Cannes is synonymous with excess, but here’s the problem: excess is becoming unfashionable. The industry is moving in a new direction: a plastic-free age of environmental savviness, conscientious messages and diversity, at odds with the exclusive hedonism the festival has historically encouraged. All the studies signal sobriety as the latest trend the creative industries need to get on board with: the low- and no-alcohol ‘spirits’ category is expected to grow 81.1 per cent between 2018 and 2022 in the UK (according to the drinks industry report, IWSR, 2018). 46 per cent of people under the age of 35 now order mocktails, compared to just 16 per cent of consumers over the age of 35 (Diageo 2018).
Last year Heineken’s ‘now you can’ strapline for their non-alcoholic beer mainstreamed the consumption of booze-free beverages, and was widely referred to as the ‘most inclusive’ of their campaigns for some time. It’s well-documented that young people drink less; whenever I get lost in a LinkedIn rabbit hole (I always need a long shower afterwards) I see plenty of successful young’uns boasting about their sobriety and productivity. Young people just aren’t inspired by getting pissed at parties anymore.
All the studies signal sobriety as the latest trend the creative industries need to get on board with: the low- and no-alcohol ‘spirits’ category is expected to grow 81.1 per cent between 2018 and 2022 in the UK.
If the industry’s in need of some reputation management, perhaps clear-headedness is an easy win. Perhaps it’s an essential evolution. The reason alcohol is so good at getting our cogs turning in whizzier ways is because it removes the filter.

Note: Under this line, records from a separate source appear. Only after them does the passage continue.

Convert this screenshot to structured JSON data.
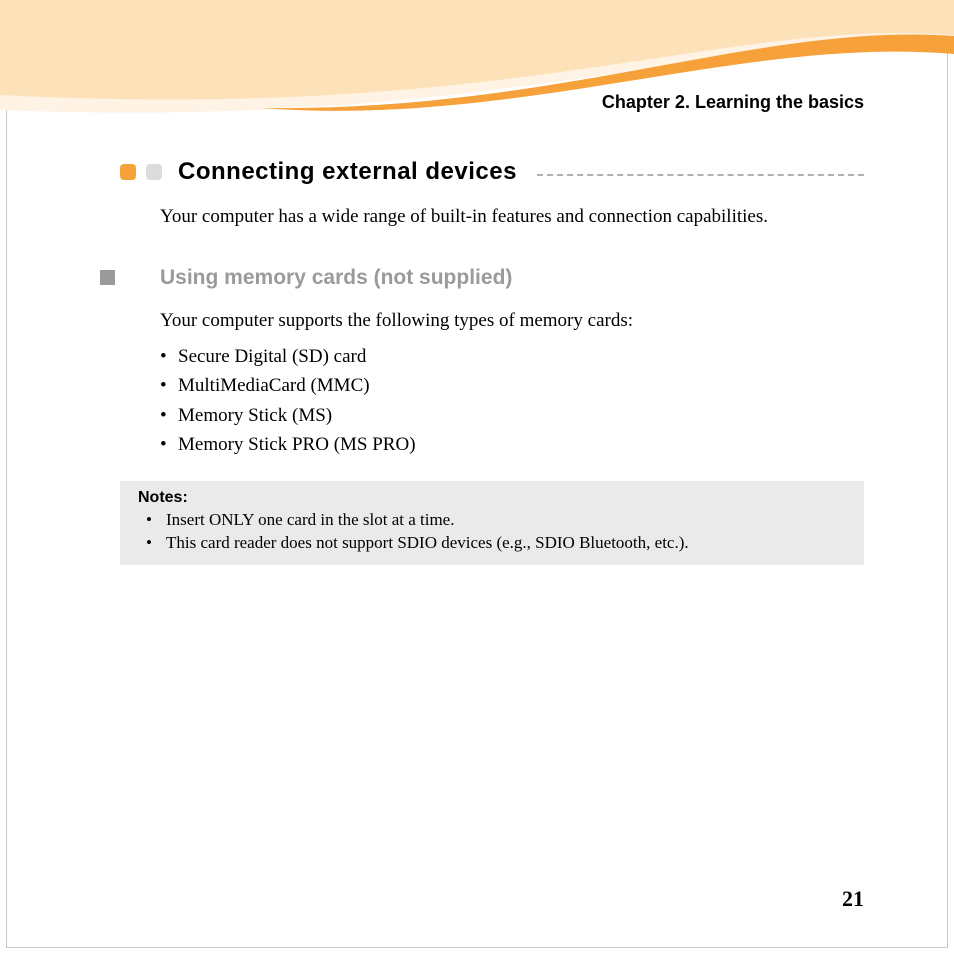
{
  "header": {
    "chapter": "Chapter 2. Learning the basics"
  },
  "section": {
    "title": "Connecting external devices",
    "intro": "Your computer has a wide range of built-in features and connection capabilities."
  },
  "subsection": {
    "title": "Using memory cards (not supplied)",
    "intro": "Your computer supports the following types of memory cards:",
    "cards": [
      "Secure Digital (SD) card",
      "MultiMediaCard (MMC)",
      "Memory Stick (MS)",
      "Memory Stick PRO (MS PRO)"
    ]
  },
  "notes": {
    "label": "Notes:",
    "items": [
      "Insert ONLY one card in the slot at a time.",
      "This card reader does not support SDIO devices (e.g., SDIO Bluetooth, etc.)."
    ]
  },
  "page_number": "21"
}
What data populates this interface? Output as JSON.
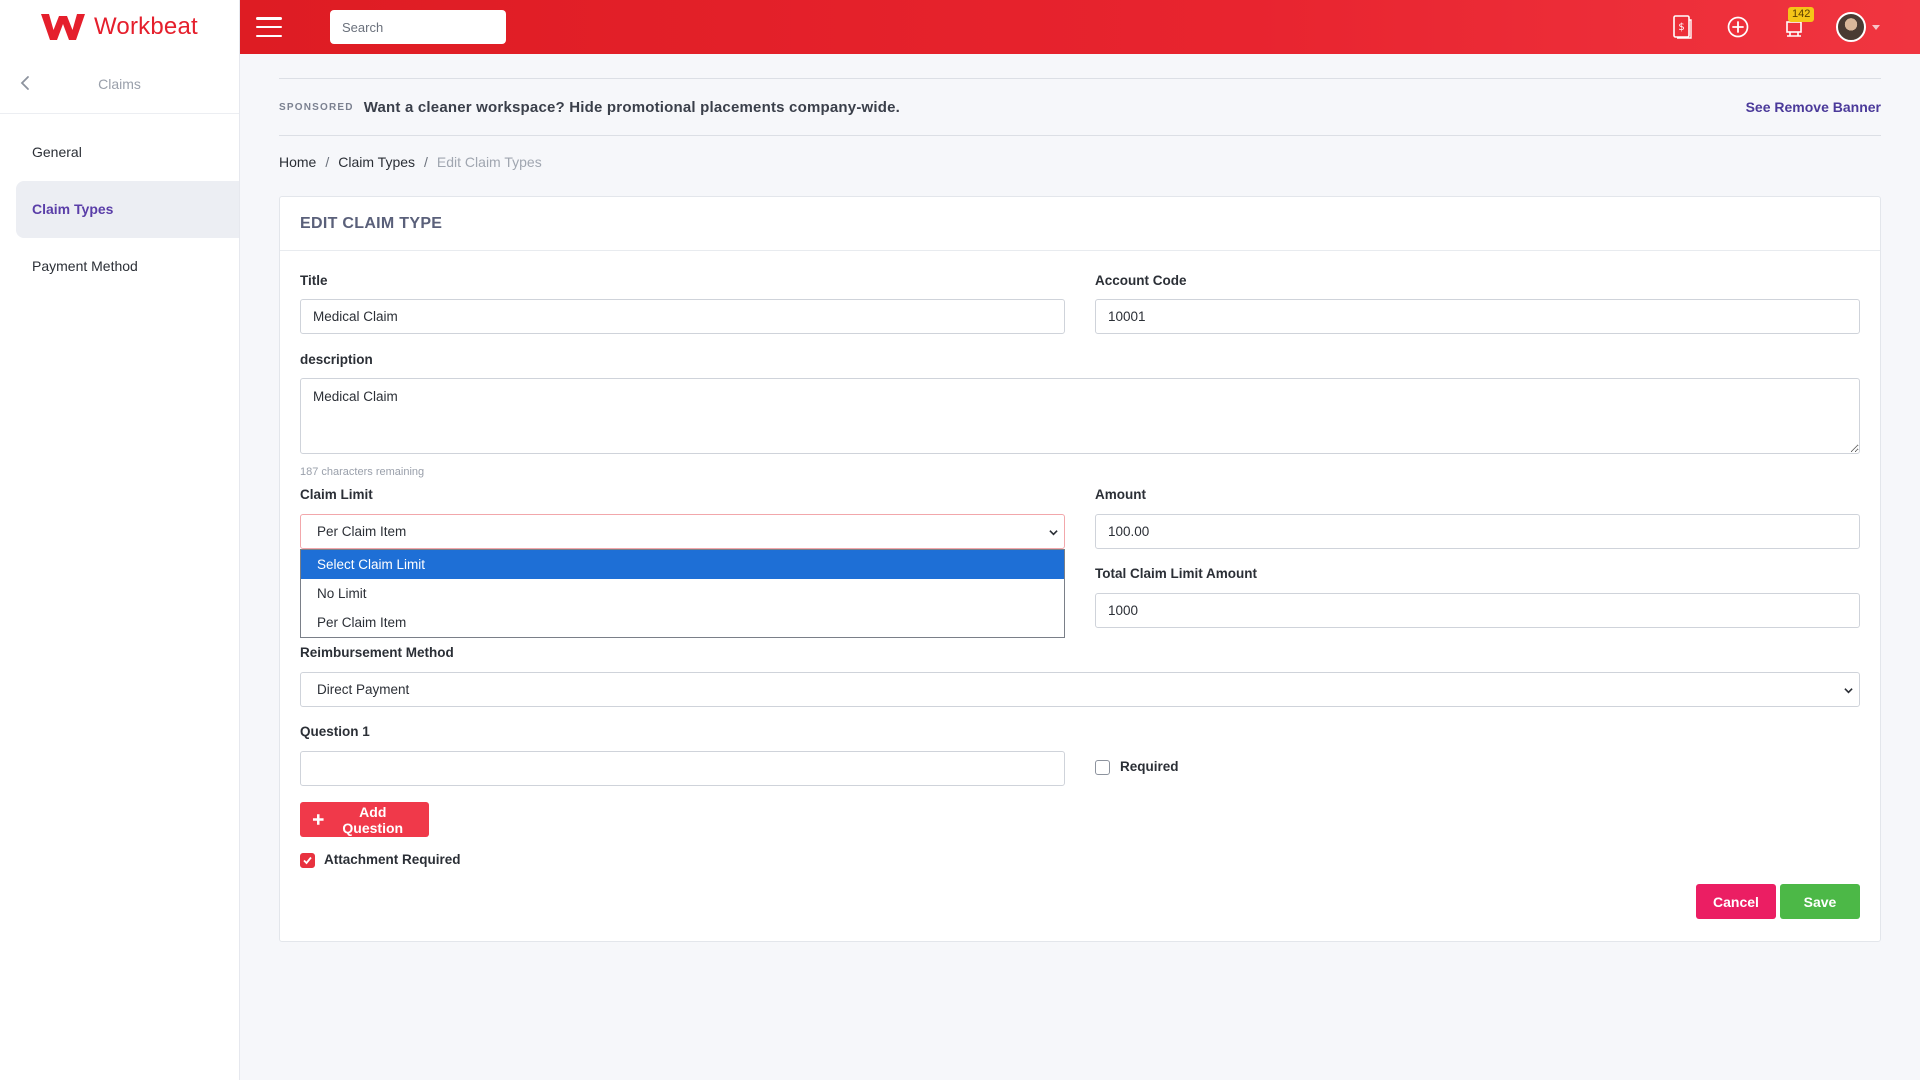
{
  "brand": {
    "name": "Workbeat",
    "color": "#e51f2c"
  },
  "sidebar": {
    "title": "Claims",
    "items": [
      {
        "label": "General",
        "active": false
      },
      {
        "label": "Claim Types",
        "active": true
      },
      {
        "label": "Payment Method",
        "active": false
      }
    ]
  },
  "topbar": {
    "search_placeholder": "Search",
    "icons": [
      "invoice-icon",
      "add-circle-icon",
      "trophy-icon",
      "avatar"
    ],
    "notification_count": "142"
  },
  "sponsor": {
    "tag": "SPONSORED",
    "message": "Want a cleaner workspace? Hide promotional placements company-wide.",
    "link": "See Remove Banner"
  },
  "breadcrumb": {
    "home": "Home",
    "list": "Claim Types",
    "current": "Edit Claim Types",
    "separator": "/"
  },
  "form": {
    "heading": "EDIT CLAIM TYPE",
    "title_label": "Title",
    "title_value": "Medical Claim",
    "account_code_label": "Account Code",
    "account_code_value": "10001",
    "description_label": "description",
    "description_value": "Medical Claim",
    "chars_remaining": "187 characters remaining",
    "claim_limit_label": "Claim Limit",
    "claim_limit_value": "Per Claim Item",
    "claim_limit_options": [
      "Select Claim Limit",
      "No Limit",
      "Per Claim Item"
    ],
    "amount_label": "Amount",
    "amount_value": "100.00",
    "total_limit_label": "Total Claim Limit Amount",
    "total_limit_value": "1000",
    "reimbursement_label": "Reimbursement Method",
    "reimbursement_value": "Direct Payment",
    "question_label": "Question 1",
    "question_value": "",
    "required_label": "Required",
    "required_checked": false,
    "add_question_label": "Add Question",
    "attachment_label": "Attachment Required",
    "attachment_checked": true,
    "cancel_label": "Cancel",
    "save_label": "Save"
  },
  "colors": {
    "topbar": "#e51f2c",
    "accent_purple": "#5a3ea8",
    "add_button": "#f0394a",
    "cancel_button": "#eb1e63",
    "save_button": "#4cb847",
    "dropdown_highlight": "#1e6fd6"
  }
}
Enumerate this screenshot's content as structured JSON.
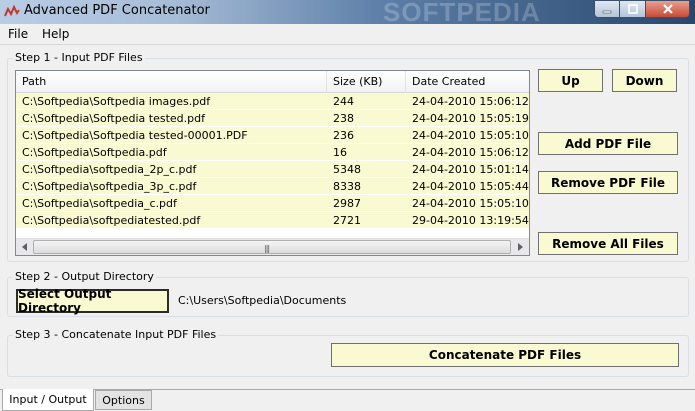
{
  "window": {
    "title": "Advanced PDF Concatenator",
    "watermark": "SOFTPEDIA"
  },
  "menu": {
    "items": [
      {
        "label": "File"
      },
      {
        "label": "Help"
      }
    ]
  },
  "step1": {
    "label": "Step 1 - Input PDF Files",
    "columns": [
      "Path",
      "Size (KB)",
      "Date Created"
    ],
    "rows": [
      {
        "path": "C:\\Softpedia\\Softpedia images.pdf",
        "size": "244",
        "date": "24-04-2010 15:06:12"
      },
      {
        "path": "C:\\Softpedia\\Softpedia tested.pdf",
        "size": "238",
        "date": "24-04-2010 15:05:19"
      },
      {
        "path": "C:\\Softpedia\\Softpedia tested-00001.PDF",
        "size": "236",
        "date": "24-04-2010 15:05:10"
      },
      {
        "path": "C:\\Softpedia\\Softpedia.pdf",
        "size": "16",
        "date": "24-04-2010 15:06:12"
      },
      {
        "path": "C:\\Softpedia\\softpedia_2p_c.pdf",
        "size": "5348",
        "date": "24-04-2010 15:01:14"
      },
      {
        "path": "C:\\Softpedia\\softpedia_3p_c.pdf",
        "size": "8338",
        "date": "24-04-2010 15:05:44"
      },
      {
        "path": "C:\\Softpedia\\softpedia_c.pdf",
        "size": "2987",
        "date": "24-04-2010 15:05:10"
      },
      {
        "path": "C:\\Softpedia\\softpediatested.pdf",
        "size": "2721",
        "date": "29-04-2010 13:19:54"
      }
    ],
    "buttons": {
      "up": "Up",
      "down": "Down",
      "add": "Add PDF File",
      "remove": "Remove PDF File",
      "remove_all": "Remove All Files"
    }
  },
  "step2": {
    "label": "Step 2 - Output Directory",
    "button": "Select Output Directory",
    "path": "C:\\Users\\Softpedia\\Documents"
  },
  "step3": {
    "label": "Step 3 - Concatenate Input PDF Files",
    "button": "Concatenate PDF Files"
  },
  "tabs": [
    {
      "label": "Input / Output"
    },
    {
      "label": "Options"
    }
  ],
  "colors": {
    "button_bg": "#fafad2",
    "row_bg": "#fafad2",
    "titlebar": "#5d7fa8"
  }
}
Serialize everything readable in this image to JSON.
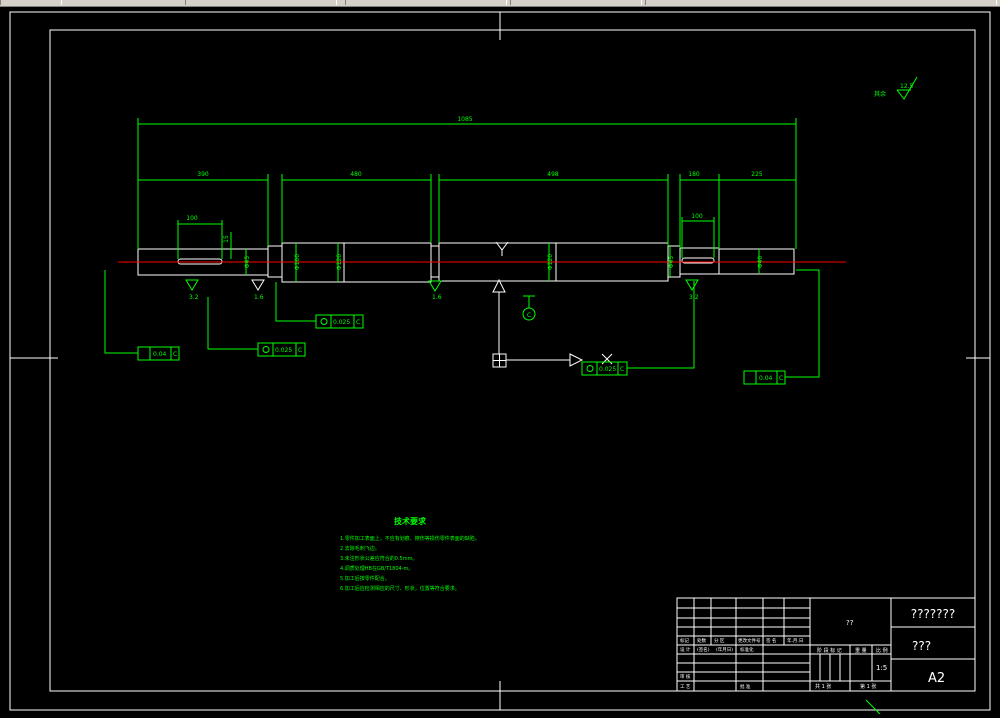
{
  "colors": {
    "background": "#000000",
    "dimension": "#00ff00",
    "outline": "#ffffff",
    "centerline": "#ff0000"
  },
  "dimensions": {
    "overall": "1085",
    "seg1": "390",
    "seg2": "480",
    "seg3": "498",
    "seg4": "180",
    "seg5": "225",
    "key1": "100",
    "key2": "100",
    "height1": "15",
    "dia_a": "Φ45",
    "dia_b": "Φ100",
    "dia_c": "Φ120",
    "dia_d": "Φ120",
    "dia_e": "Φ45",
    "dia_f": "Φ40"
  },
  "roughness": {
    "r1": "3.2",
    "r2": "1.6",
    "r3": "1.6",
    "r4": "3.2",
    "other_label": "其余",
    "other_value": "12.5"
  },
  "tolerances": {
    "t1": {
      "value": "0.04",
      "datum": "C"
    },
    "t2": {
      "value": "0.025",
      "datum": "C"
    },
    "t3": {
      "value": "0.025",
      "datum": "C"
    },
    "t4": {
      "value": "0.025",
      "datum": "C"
    },
    "t5": {
      "value": "0.04",
      "datum": "C"
    }
  },
  "datum_label": "C",
  "tech_requirements": {
    "title": "技术要求",
    "items": [
      "1.零件加工表面上，不应有划痕、擦伤等损伤零件表面的缺陷。",
      "2.去除毛刺飞边。",
      "3.未注形状公差应符合的0.5mm。",
      "4.调质处理HB在GB/T1804-m。",
      "5.加工后按零件配合。",
      "6.加工后应检测相应的尺寸、形状，位置等符合要求。"
    ]
  },
  "title_block": {
    "part_name": "???????",
    "drawing_no": "???",
    "sheet_size": "A2",
    "material": "??",
    "scale": "1:5",
    "row_labels": [
      "标记",
      "处数",
      "分 区",
      "更改文件号",
      "签 名",
      "年.月.日"
    ],
    "design_row": [
      "设 计",
      "(签名)",
      "(年月日)",
      "标准化"
    ],
    "review_row": [
      "审 核"
    ],
    "process_row": [
      "工 艺",
      "批 准"
    ],
    "stage_labels": [
      "阶 段 标 记",
      "重 量",
      "比 例"
    ],
    "sheet_total": "共 1 张",
    "sheet_no": "第 1 张"
  }
}
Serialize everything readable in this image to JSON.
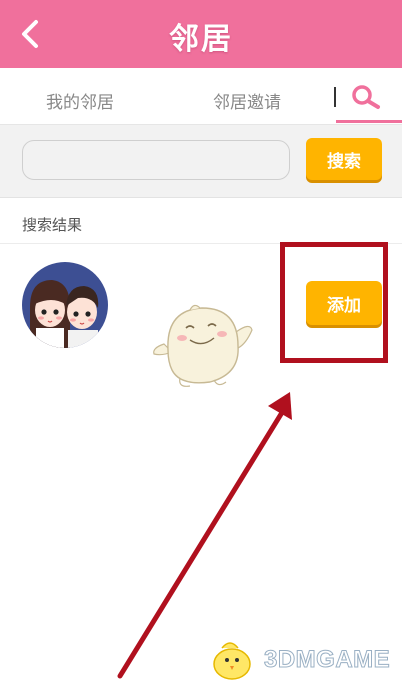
{
  "header": {
    "title": "邻居"
  },
  "tabs": [
    {
      "label": "我的邻居"
    },
    {
      "label": "邻居邀请"
    }
  ],
  "search": {
    "value": "",
    "placeholder": "",
    "button_label": "搜索"
  },
  "results": {
    "label": "搜索结果",
    "items": [
      {
        "action_label": "添加"
      }
    ]
  },
  "watermark": {
    "text": "3DMGAME"
  },
  "colors": {
    "header": "#f0709c",
    "button": "#ffb400",
    "highlight": "#b0101e"
  }
}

The voice in your head that worries how people will respond to an idea. Filter removal can be great, but also problematic when behavioural. The ad industry’s 2018 report on sexual harassment, #TimeTo, found that 20 per cent of harassment cases involved alcohol and 18 per cent occurred at work parties. In fact, ‘alcohol, parties and taxis’ were cited as the three biggest risks in our industry today.
Above: Ernest Hemingway enjoys a drink.
Whilst lubrication might’ve been beneficial during the production process for Hunter S Thompson wannabees, whether for lifestyle, health or religious reasons it’s not for everyone. Cannes needs to acknowledge this. Psychiatrist Dr Iain Smith believes we need to stop glorifying mind-altering substances, as it’s a dangerous myth that intoxication makes for better work: “The idea drugs and alcohol give artists unique insights and powerful experiences is an illusion. When you try to capture the experiences, they’re often nonsense,” he says. In fact, according to Smith, even Ernest Hemingway’s best work came from periods of no alcohol. Rather, talk of inebriation is often exaggerated to paint the picture of a reckless, tortured and fascinatingly flawed artist.
Might this be the year that ad men and women set themselves apart from the ancient Egyptians, self-edit, and do Cannes responsibly?
No doubt if you attend Cannes this year you’ll hear about a lot of shiny trends and revolutionary updates: 5G, artificial intelligence, automation, the ongoing appeal of various realities; you may even learn about the reinvigoration of zines and cartoons, which has been bubbling under the surface for a while. But Cannes is an experience, as well as an awards initiative. It needs to excite a new generation of creatives, and content alone won’t do this. It seems the tired and hungover face of the festival needs a lift. We all love a bandwagon: and sobriety is a great one. Might this be the year that ad men and women set themselves apart from the ancient Egyptians, self-edit, and do Cannes responsibly?